:: Instructions to follow ::
Restate word for word all of the lines below, with each image left out.

Interface dataset entries
▼
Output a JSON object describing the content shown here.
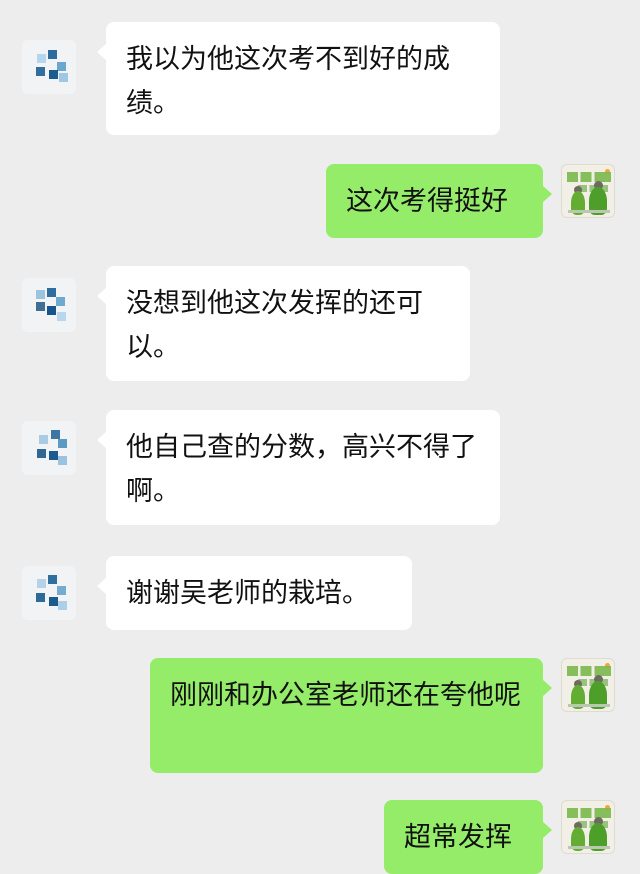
{
  "chat": {
    "messages": [
      {
        "side": "left",
        "text": "我以为他这次考不到好的成绩。",
        "avatar": "blurred-avatar-icon"
      },
      {
        "side": "right",
        "text": "这次考得挺好",
        "avatar": "poster-avatar-icon"
      },
      {
        "side": "left",
        "text": "没想到他这次发挥的还可以。",
        "avatar": "blurred-avatar-icon"
      },
      {
        "side": "left",
        "text": "他自己查的分数，高兴不得了啊。",
        "avatar": "blurred-avatar-icon"
      },
      {
        "side": "left",
        "text": "谢谢吴老师的栽培。",
        "avatar": "blurred-avatar-icon"
      },
      {
        "side": "right",
        "text": "刚刚和办公室老师还在夸他呢",
        "avatar": "poster-avatar-icon"
      },
      {
        "side": "right",
        "text": "超常发挥",
        "avatar": "poster-avatar-icon"
      }
    ]
  },
  "colors": {
    "background": "#ededed",
    "incoming_bubble": "#ffffff",
    "outgoing_bubble": "#95ec69",
    "text": "#111111"
  }
}
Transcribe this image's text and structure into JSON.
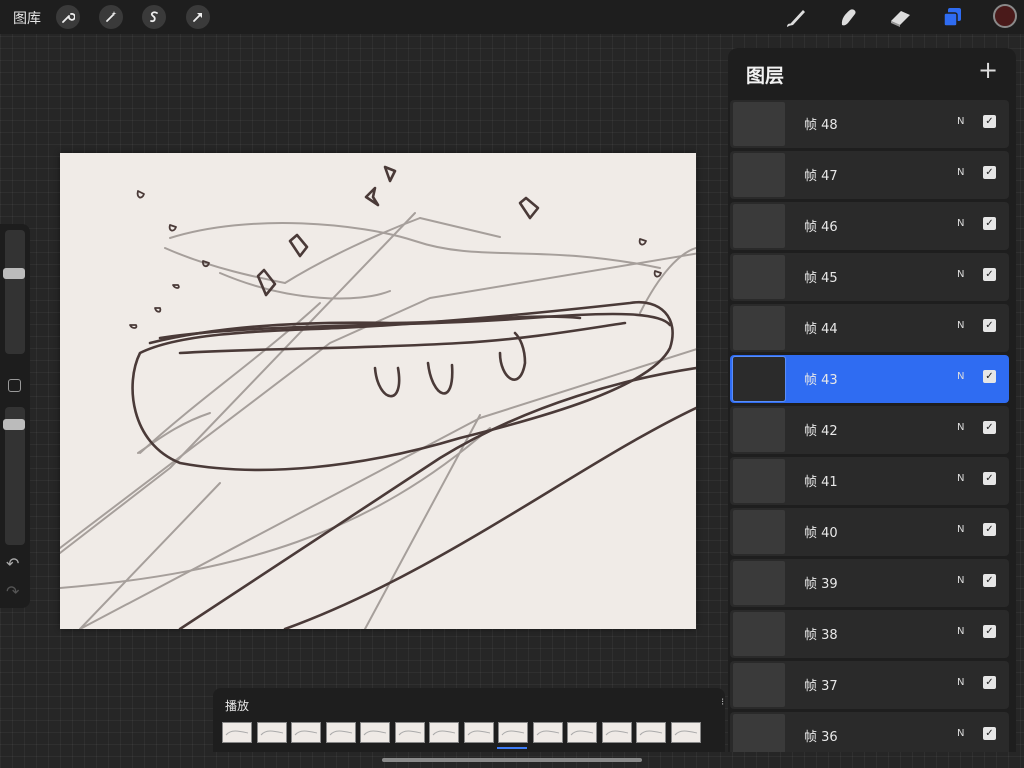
{
  "topbar": {
    "gallery_label": "图库",
    "left_tools": [
      {
        "icon": "wrench-icon"
      },
      {
        "icon": "magic-wand-icon"
      },
      {
        "icon": "selection-icon"
      },
      {
        "icon": "arrow-transform-icon"
      }
    ],
    "right_tools": [
      {
        "icon": "brush-icon"
      },
      {
        "icon": "smudge-icon"
      },
      {
        "icon": "eraser-icon"
      },
      {
        "icon": "layers-icon"
      }
    ],
    "current_color": "#4a1a1a",
    "accent_color": "#2f6cf2"
  },
  "layers_panel": {
    "title": "图层",
    "add_glyph": "+",
    "layers": [
      {
        "name": "帧 48",
        "blend": "N",
        "visible": true,
        "selected": false
      },
      {
        "name": "帧 47",
        "blend": "N",
        "visible": true,
        "selected": false
      },
      {
        "name": "帧 46",
        "blend": "N",
        "visible": true,
        "selected": false
      },
      {
        "name": "帧 45",
        "blend": "N",
        "visible": true,
        "selected": false
      },
      {
        "name": "帧 44",
        "blend": "N",
        "visible": true,
        "selected": false
      },
      {
        "name": "帧 43",
        "blend": "N",
        "visible": true,
        "selected": true
      },
      {
        "name": "帧 42",
        "blend": "N",
        "visible": true,
        "selected": false
      },
      {
        "name": "帧 41",
        "blend": "N",
        "visible": true,
        "selected": false
      },
      {
        "name": "帧 40",
        "blend": "N",
        "visible": true,
        "selected": false
      },
      {
        "name": "帧 39",
        "blend": "N",
        "visible": true,
        "selected": false
      },
      {
        "name": "帧 38",
        "blend": "N",
        "visible": true,
        "selected": false
      },
      {
        "name": "帧 37",
        "blend": "N",
        "visible": true,
        "selected": false
      },
      {
        "name": "帧 36",
        "blend": "N",
        "visible": true,
        "selected": false
      }
    ]
  },
  "timeline": {
    "play_label": "播放",
    "frame_count": 14,
    "current_frame": 9
  },
  "sidebar": {
    "undo_glyph": "↶",
    "redo_glyph": "↷"
  }
}
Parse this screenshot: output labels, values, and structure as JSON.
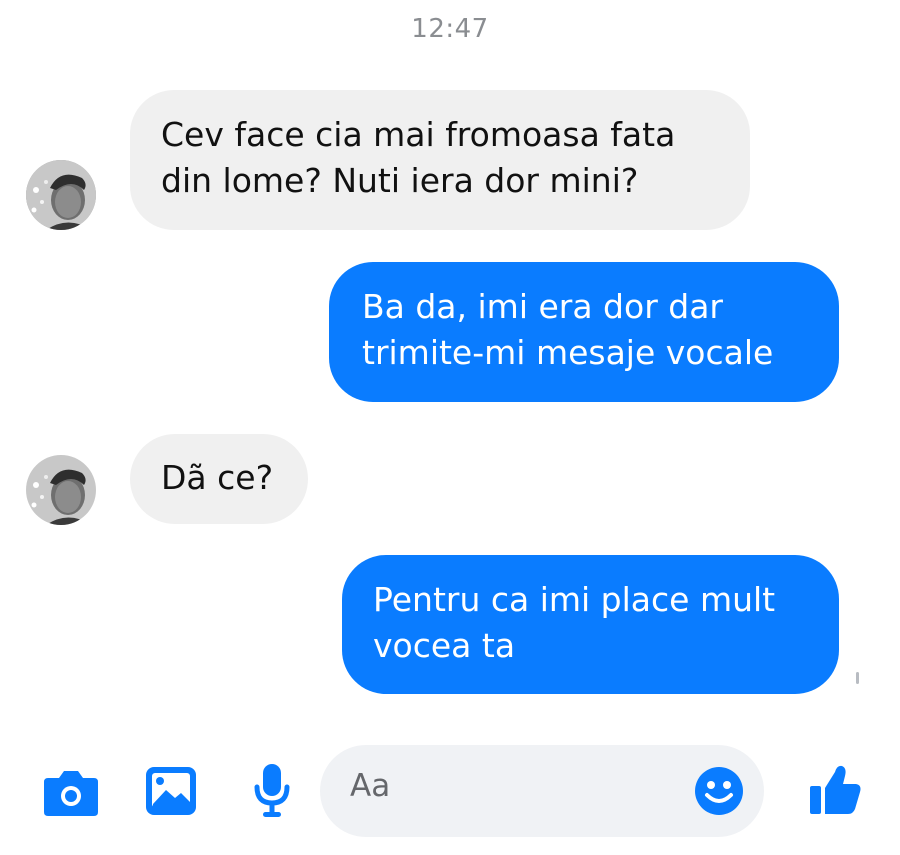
{
  "conversation": {
    "timestamp": "12:47",
    "messages": [
      {
        "direction": "incoming",
        "lines": [
          "Cev face cia mai fromoasa fata",
          "din lome? Nuti iera dor mini?"
        ]
      },
      {
        "direction": "outgoing",
        "lines": [
          "Ba da, imi era dor dar",
          "trimite-mi mesaje vocale"
        ]
      },
      {
        "direction": "incoming",
        "lines": [
          "Dã ce?"
        ]
      },
      {
        "direction": "outgoing",
        "lines": [
          "Pentru ca imi place mult",
          "vocea ta"
        ]
      }
    ]
  },
  "composer": {
    "placeholder": "Aa",
    "icons": [
      "camera-icon",
      "gallery-icon",
      "microphone-icon",
      "emoji-icon",
      "like-icon"
    ]
  },
  "colors": {
    "outgoing_bubble": "#0a7cff",
    "incoming_bubble": "#f0f0f0",
    "accent": "#0a7cff",
    "timestamp": "#8a8d91"
  }
}
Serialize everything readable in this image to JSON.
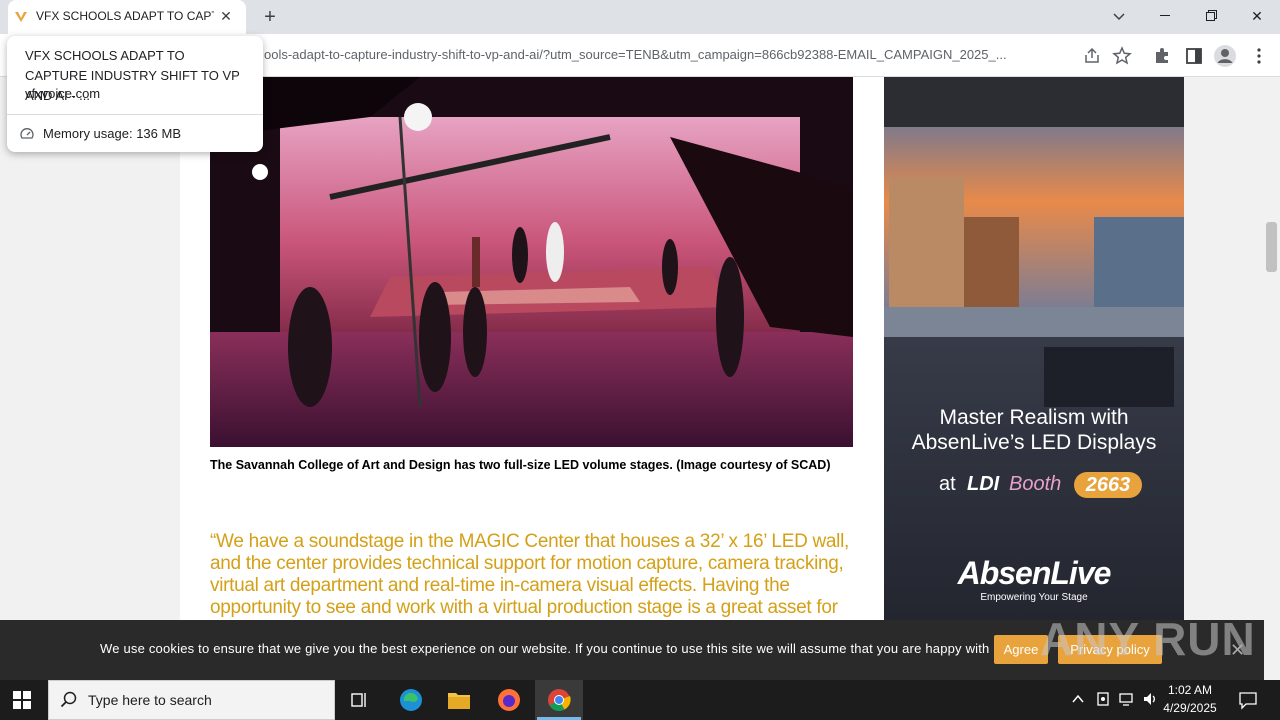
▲
:: Response area ::
Output a JSON object describing the content shown here.
{
  "chat": {
    "messages": [
      {
        "side": "left",
        "text": "我以为他这次考不到好的成绩。",
        "avatar": "blurred-avatar-icon"
      },
      {
        "side": "right",
        "text": "这次考得挺好",
        "avatar": "poster-avatar-icon"
      },
      {
        "side": "left",
        "text": "没想到他这次发挥的还可以。",
        "avatar": "blurred-avatar-icon"
      },
      {
        "side": "left",
        "text": "他自己查的分数，高兴不得了啊。",
        "avatar": "blurred-avatar-icon"
      },
      {
        "side": "left",
        "text": "谢谢吴老师的栽培。",
        "avatar": "blurred-avatar-icon"
      },
      {
        "side": "right",
        "text": "刚刚和办公室老师还在夸他呢",
        "avatar": "poster-avatar-icon"
      },
      {
        "side": "right",
        "text": "超常发挥",
        "avatar": "poster-avatar-icon"
      }
    ]
  },
  "colors": {
    "background": "#ededed",
    "incoming_bubble": "#ffffff",
    "outgoing_bubble": "#95ec69",
    "text": "#111111"
  }
}
Transcribe this image's text and structure into JSON.
{
  "topbar": {
    "gallery_label": "图库",
    "left_tools": [
      {
        "icon": "wrench-icon"
      },
      {
        "icon": "magic-wand-icon"
      },
      {
        "icon": "selection-icon"
      },
      {
        "icon": "arrow-transform-icon"
      }
    ],
    "right_tools": [
      {
        "icon": "brush-icon"
      },
      {
        "icon": "smudge-icon"
      },
      {
        "icon": "eraser-icon"
      },
      {
        "icon": "layers-icon"
      }
    ],
    "current_color": "#4a1a1a",
    "accent_color": "#2f6cf2"
  },
  "layers_panel": {
    "title": "图层",
    "add_glyph": "+",
    "layers": [
      {
        "name": "帧 48",
        "blend": "N",
        "visible": true,
        "selected": false
      },
      {
        "name": "帧 47",
        "blend": "N",
        "visible": true,
        "selected": false
      },
      {
        "name": "帧 46",
        "blend": "N",
        "visible": true,
        "selected": false
      },
      {
        "name": "帧 45",
        "blend": "N",
        "visible": true,
        "selected": false
      },
      {
        "name": "帧 44",
        "blend": "N",
        "visible": true,
        "selected": false
      },
      {
        "name": "帧 43",
        "blend": "N",
        "visible": true,
        "selected": true
      },
      {
        "name": "帧 42",
        "blend": "N",
        "visible": true,
        "selected": false
      },
      {
        "name": "帧 41",
        "blend": "N",
        "visible": true,
        "selected": false
      },
      {
        "name": "帧 40",
        "blend": "N",
        "visible": true,
        "selected": false
      },
      {
        "name": "帧 39",
        "blend": "N",
        "visible": true,
        "selected": false
      },
      {
        "name": "帧 38",
        "blend": "N",
        "visible": true,
        "selected": false
      },
      {
        "name": "帧 37",
        "blend": "N",
        "visible": true,
        "selected": false
      },
      {
        "name": "帧 36",
        "blend": "N",
        "visible": true,
        "selected": false
      }
    ]
  },
  "timeline": {
    "play_label": "播放",
    "frame_count": 14,
    "current_frame": 9
  },
  "sidebar": {
    "undo_glyph": "↶",
    "redo_glyph": "↷"
  }
}
Parse this screenshot: output labels, values, and structure as JSON.
{
  "conversation": {
    "timestamp": "12:47",
    "messages": [
      {
        "direction": "incoming",
        "lines": [
          "Cev face cia mai fromoasa fata",
          "din lome? Nuti iera dor mini?"
        ]
      },
      {
        "direction": "outgoing",
        "lines": [
          "Ba da, imi era dor dar",
          "trimite-mi mesaje vocale"
        ]
      },
      {
        "direction": "incoming",
        "lines": [
          "Dã ce?"
        ]
      },
      {
        "direction": "outgoing",
        "lines": [
          "Pentru ca imi place mult",
          "vocea ta"
        ]
      }
    ]
  },
  "composer": {
    "placeholder": "Aa",
    "icons": [
      "camera-icon",
      "gallery-icon",
      "microphone-icon",
      "emoji-icon",
      "like-icon"
    ]
  },
  "colors": {
    "outgoing_bubble": "#0a7cff",
    "incoming_bubble": "#f0f0f0",
    "accent": "#0a7cff",
    "timestamp": "#8a8d91"
  }
}
Serialize everything readable in this image to JSON.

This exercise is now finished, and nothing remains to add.